“Although in 2023 the number of journalists killed and street-violence against them decreased, the alerts on the platform show a growing diversity of threats, pressure and constraints under which journalists must do their work,” the Council of Europe press release read.

“The research emphasises how the persistent use of spyware technology to monitor media actors and journalists continues to pose a threat to media freedom, and how accountability for alleged violations remains elusive.”

According to the document, journalists face the most operational difficulties in Russia, Belarus, Turkey, and Ukraine.

Several have been killed, wounded or arrested regarding the Ukraine conflict.

In Western Europe, France and Italy have the worst ratings regarding threats to journalists, while Hungary is one of the better-scoring countries.

Secretary General of the Council of Europe Marija Pejčinović Burić, said: “The Safety of Journalists Platform report shows the increasing risks and obstacles that journalists and media face in Europe.

“We need determined action from states to protect journalists and counter threats to media freedom such as abusive lawsuits and illegal surveillance.

“To enhance journalists’ safety, our Member States should show a strong commitment to respecting media freedom standards and promote the Council of Europe’s ‘Journalists Matter’ campaign at the national level.”
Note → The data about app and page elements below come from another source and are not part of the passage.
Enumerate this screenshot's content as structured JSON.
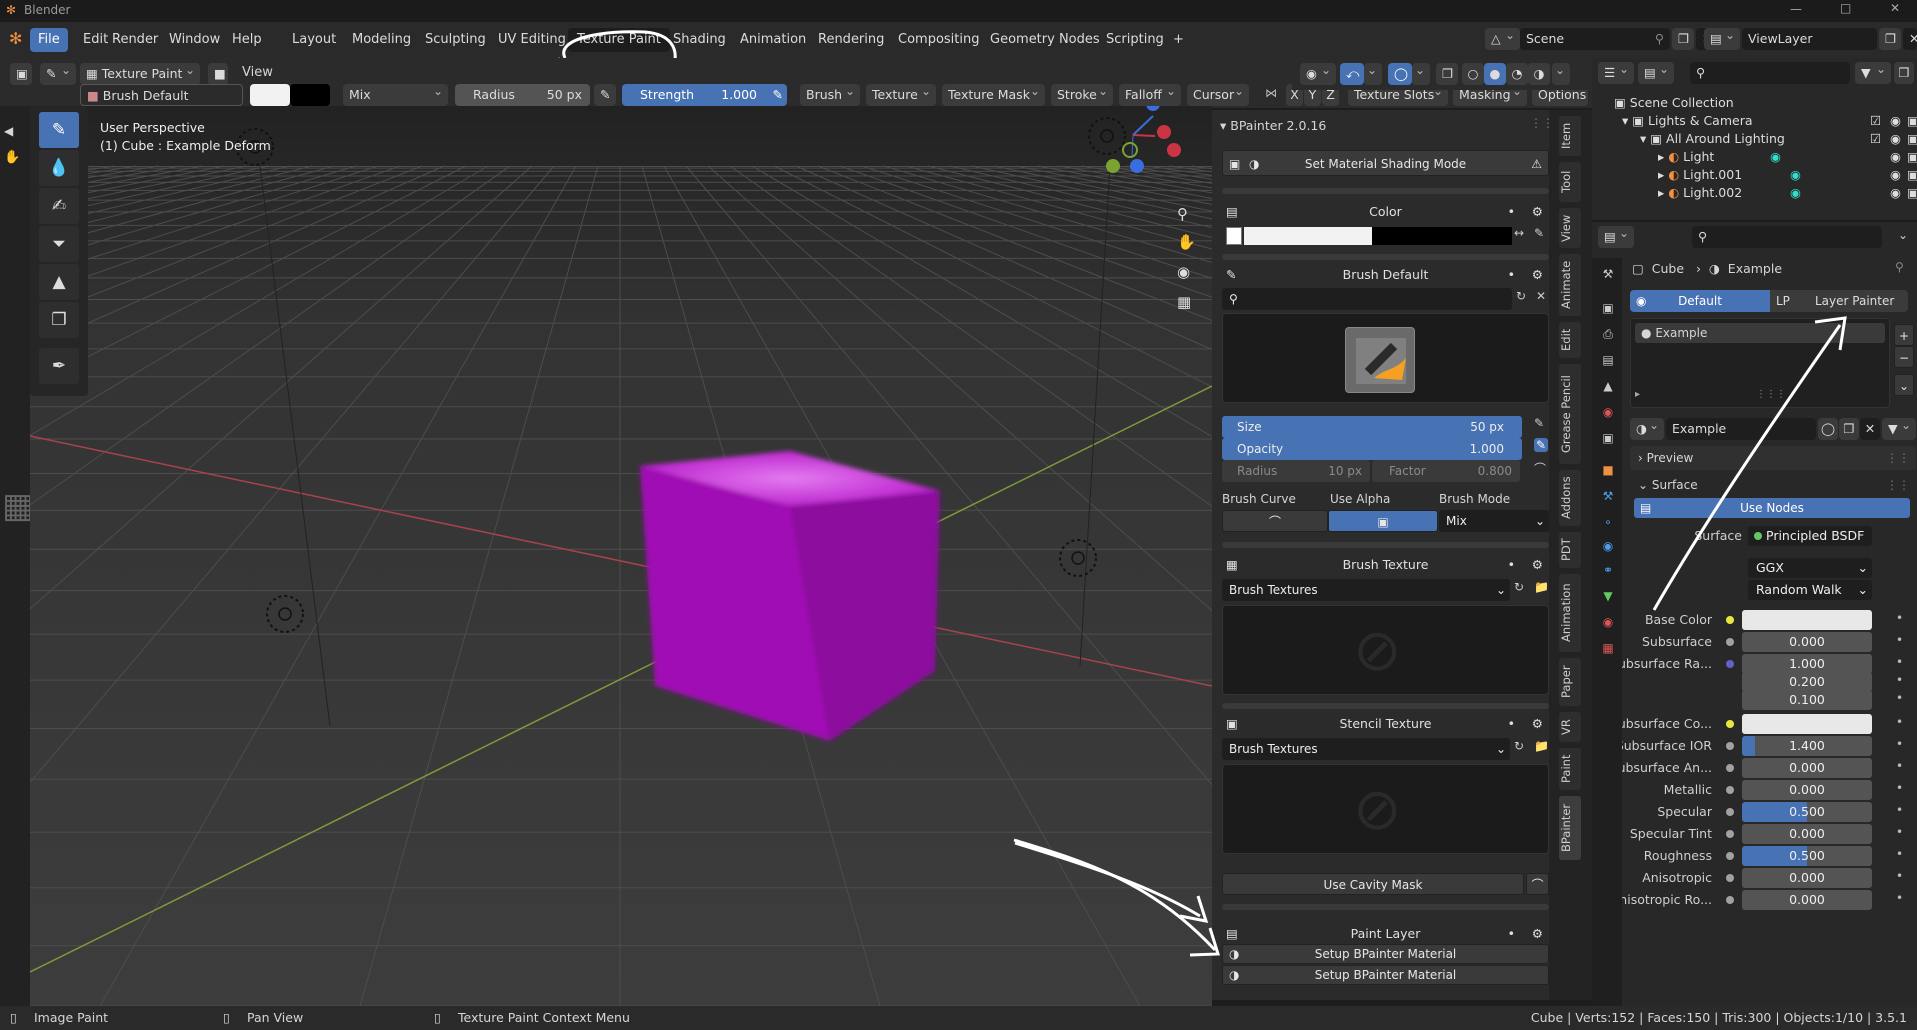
{
  "title_bar": {
    "app_name": "Blender"
  },
  "menu": {
    "items": [
      "File",
      "Edit",
      "Render",
      "Window",
      "Help"
    ]
  },
  "workspaces": [
    "Layout",
    "Modeling",
    "Sculpting",
    "UV Editing",
    "Texture Paint",
    "Shading",
    "Animation",
    "Rendering",
    "Compositing",
    "Geometry Nodes",
    "Scripting",
    "+"
  ],
  "scene": {
    "name": "Scene",
    "view_layer": "ViewLayer"
  },
  "editor_header": {
    "mode": "Texture Paint",
    "view_label": "View"
  },
  "tool_settings": {
    "brush": "Brush Default",
    "blend": "Mix",
    "radius_label": "Radius",
    "radius_value": "50 px",
    "strength_label": "Strength",
    "strength_value": "1.000",
    "menus": [
      "Brush",
      "Texture",
      "Texture Mask",
      "Stroke",
      "Falloff",
      "Cursor"
    ],
    "axes": [
      "X",
      "Y",
      "Z"
    ],
    "right_menus": [
      "Texture Slots",
      "Masking",
      "Options"
    ]
  },
  "viewport": {
    "perspective": "User Perspective",
    "object_info": "(1) Cube : Example Deform"
  },
  "bpainter": {
    "header": "BPainter 2.0.16",
    "shading_button": "Set Material Shading Mode",
    "color_panel": "Color",
    "brush_panel": "Brush Default",
    "size_label": "Size",
    "size_value": "50 px",
    "opacity_label": "Opacity",
    "opacity_value": "1.000",
    "radius_label": "Radius",
    "radius_value": "10 px",
    "factor_label": "Factor",
    "factor_value": "0.800",
    "brush_curve": "Brush Curve",
    "use_alpha": "Use Alpha",
    "brush_mode": "Brush Mode",
    "brush_mode_value": "Mix",
    "brush_texture_panel": "Brush Texture",
    "brush_textures": "Brush Textures",
    "stencil_panel": "Stencil Texture",
    "stencil_textures": "Brush Textures",
    "cavity_button": "Use Cavity Mask",
    "paint_layer_panel": "Paint Layer",
    "setup_button_1": "Setup BPainter Material",
    "setup_button_2": "Setup BPainter Material"
  },
  "sidebar_tabs": [
    "Item",
    "Tool",
    "View",
    "Animate",
    "Edit",
    "Grease Pencil",
    "Addons",
    "PDT",
    "Animation",
    "Paper",
    "VR",
    "Paint",
    "BPainter"
  ],
  "outliner": {
    "scene_collection": "Scene Collection",
    "collection": "Lights & Camera",
    "group": "All Around Lighting",
    "lights": [
      "Light",
      "Light.001",
      "Light.002"
    ]
  },
  "properties": {
    "breadcrumb_object": "Cube",
    "breadcrumb_material": "Example",
    "tab_default": "Default",
    "tab_lp": "LP",
    "tab_layer_painter": "Layer Painter",
    "slot_name": "Example",
    "material_name": "Example",
    "preview": "Preview",
    "surface": "Surface",
    "use_nodes": "Use Nodes",
    "surface_label": "Surface",
    "surface_shader": "Principled BSDF",
    "distribution": "GGX",
    "subsurface_method": "Random Walk",
    "rows": [
      {
        "label": "Base Color",
        "value": "",
        "type": "color-white",
        "fill": 0
      },
      {
        "label": "Subsurface",
        "value": "0.000",
        "type": "num",
        "fill": 0
      },
      {
        "label": "Subsurface Ra...",
        "value": "1.000",
        "type": "vec",
        "fill": 0
      },
      {
        "label": "",
        "value": "0.200",
        "type": "vec2",
        "fill": 0
      },
      {
        "label": "",
        "value": "0.100",
        "type": "vec3",
        "fill": 0
      },
      {
        "label": "Subsurface Co...",
        "value": "",
        "type": "color-white",
        "fill": 0
      },
      {
        "label": "Subsurface IOR",
        "value": "1.400",
        "type": "num",
        "fill": 0.1
      },
      {
        "label": "Subsurface An...",
        "value": "0.000",
        "type": "num",
        "fill": 0
      },
      {
        "label": "Metallic",
        "value": "0.000",
        "type": "num",
        "fill": 0
      },
      {
        "label": "Specular",
        "value": "0.500",
        "type": "num",
        "fill": 0.5
      },
      {
        "label": "Specular Tint",
        "value": "0.000",
        "type": "num",
        "fill": 0
      },
      {
        "label": "Roughness",
        "value": "0.500",
        "type": "num",
        "fill": 0.5
      },
      {
        "label": "Anisotropic",
        "value": "0.000",
        "type": "num",
        "fill": 0
      },
      {
        "label": "Anisotropic Ro...",
        "value": "0.000",
        "type": "num",
        "fill": 0
      }
    ]
  },
  "status_bar": {
    "left": "Image Paint",
    "middle": "Pan View",
    "context": "Texture Paint Context Menu",
    "stats": "Cube | Verts:152 | Faces:150 | Tris:300 | Objects:1/10 | 3.5.1"
  },
  "colors": {
    "accent": "#4772b3",
    "cube": "#b814c8",
    "x_axis": "#b33a44",
    "y_axis": "#7fa33a",
    "grid": "#505050",
    "background": "#3a3a3a"
  }
}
According to the report, there is a serious lack of accountability over details about the killing of journalists.

“By the end of the year, 30 impunity for murder cases, concerning 49 killed media workers, were active on the Platform,” Burić said.

“Journalist murders are rampant, including in formally democratic countries. To add insult to injury, impunity is the norm.

“The murder of a journalist and subsequent impunity send an ominous message to newsrooms, editors and reporters: keep your mouth shut,” she added.

In Russia, Belarus and Turkey, detention, arrests and criminal prosecution are often used as means to silence journalists.

The document includes information relating to the 46 members of the Council of Europe as well as Belarus and Russia, which was kicked out of the organisation in 2022.

The Platform to Promote the Protection of Journalism and Safety of Journalists was established in 2015 in collaboration with international NGOs involved in the field of freedom of expression and various associations of journalists.